Exercise aim:
Filter out all lines without the word "Print" from the data below, please, and copy the rest.

Records from a data collection:
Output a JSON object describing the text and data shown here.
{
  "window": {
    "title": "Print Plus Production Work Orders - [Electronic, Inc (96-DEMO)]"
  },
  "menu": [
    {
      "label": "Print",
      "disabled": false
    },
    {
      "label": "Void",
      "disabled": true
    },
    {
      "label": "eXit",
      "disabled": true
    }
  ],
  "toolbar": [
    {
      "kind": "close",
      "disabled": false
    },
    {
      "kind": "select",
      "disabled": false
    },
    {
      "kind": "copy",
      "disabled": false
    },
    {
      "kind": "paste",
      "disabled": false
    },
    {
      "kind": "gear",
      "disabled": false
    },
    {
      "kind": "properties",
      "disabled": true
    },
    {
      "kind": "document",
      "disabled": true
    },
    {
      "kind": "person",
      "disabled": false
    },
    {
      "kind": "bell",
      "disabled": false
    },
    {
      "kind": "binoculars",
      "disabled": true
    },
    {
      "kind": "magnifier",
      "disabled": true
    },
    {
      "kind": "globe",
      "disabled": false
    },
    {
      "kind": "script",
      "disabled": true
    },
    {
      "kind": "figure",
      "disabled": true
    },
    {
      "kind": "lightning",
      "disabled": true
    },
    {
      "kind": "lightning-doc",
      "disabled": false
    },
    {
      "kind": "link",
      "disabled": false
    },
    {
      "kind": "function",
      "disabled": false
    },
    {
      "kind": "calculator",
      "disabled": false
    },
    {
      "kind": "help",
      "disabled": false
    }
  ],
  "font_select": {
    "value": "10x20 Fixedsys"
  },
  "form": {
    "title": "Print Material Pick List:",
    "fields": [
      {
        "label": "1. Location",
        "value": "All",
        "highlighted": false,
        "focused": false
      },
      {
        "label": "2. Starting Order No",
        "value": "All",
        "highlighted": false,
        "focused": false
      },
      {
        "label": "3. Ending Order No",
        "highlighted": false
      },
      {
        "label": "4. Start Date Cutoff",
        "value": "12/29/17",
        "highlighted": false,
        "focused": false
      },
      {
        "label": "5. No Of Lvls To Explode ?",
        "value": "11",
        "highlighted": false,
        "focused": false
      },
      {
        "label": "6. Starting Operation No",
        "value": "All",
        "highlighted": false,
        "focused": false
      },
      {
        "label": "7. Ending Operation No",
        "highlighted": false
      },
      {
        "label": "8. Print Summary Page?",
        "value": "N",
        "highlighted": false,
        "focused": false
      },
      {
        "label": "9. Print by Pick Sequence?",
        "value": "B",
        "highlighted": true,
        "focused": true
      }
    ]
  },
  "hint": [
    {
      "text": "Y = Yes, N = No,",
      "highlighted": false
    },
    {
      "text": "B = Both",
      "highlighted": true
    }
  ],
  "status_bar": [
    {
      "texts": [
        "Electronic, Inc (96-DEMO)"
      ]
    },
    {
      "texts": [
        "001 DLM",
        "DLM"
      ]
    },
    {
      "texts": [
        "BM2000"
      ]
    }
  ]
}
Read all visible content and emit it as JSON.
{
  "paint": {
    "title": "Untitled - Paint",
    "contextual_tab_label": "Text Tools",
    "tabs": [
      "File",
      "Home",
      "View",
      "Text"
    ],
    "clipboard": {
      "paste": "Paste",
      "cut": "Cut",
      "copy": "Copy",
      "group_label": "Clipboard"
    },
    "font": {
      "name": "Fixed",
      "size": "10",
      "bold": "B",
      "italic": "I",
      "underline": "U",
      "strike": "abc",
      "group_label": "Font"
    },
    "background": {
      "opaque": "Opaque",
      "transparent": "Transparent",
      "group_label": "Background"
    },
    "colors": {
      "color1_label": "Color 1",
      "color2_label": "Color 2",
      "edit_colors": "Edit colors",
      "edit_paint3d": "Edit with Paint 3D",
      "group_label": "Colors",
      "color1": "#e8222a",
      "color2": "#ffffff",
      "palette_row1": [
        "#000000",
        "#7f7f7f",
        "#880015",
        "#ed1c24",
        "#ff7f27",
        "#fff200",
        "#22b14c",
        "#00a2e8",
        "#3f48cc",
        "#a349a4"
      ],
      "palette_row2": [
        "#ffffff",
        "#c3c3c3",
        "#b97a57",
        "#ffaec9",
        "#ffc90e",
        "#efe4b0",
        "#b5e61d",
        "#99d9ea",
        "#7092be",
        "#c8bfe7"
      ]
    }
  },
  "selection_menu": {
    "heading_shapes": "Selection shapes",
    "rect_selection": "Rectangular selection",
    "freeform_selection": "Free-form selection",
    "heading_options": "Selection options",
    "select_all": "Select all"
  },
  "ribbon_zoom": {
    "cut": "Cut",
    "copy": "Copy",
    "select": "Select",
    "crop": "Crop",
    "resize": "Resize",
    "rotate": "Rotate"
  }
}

Your response:
    "title": "Print Plus Production Work Orders - [Electronic, Inc (96-DEMO)]"
      "label": "Print",
    "title": "Print Material Pick List:",
        "label": "8. Print Summary Page?",
        "label": "9. Print by Pick Sequence?",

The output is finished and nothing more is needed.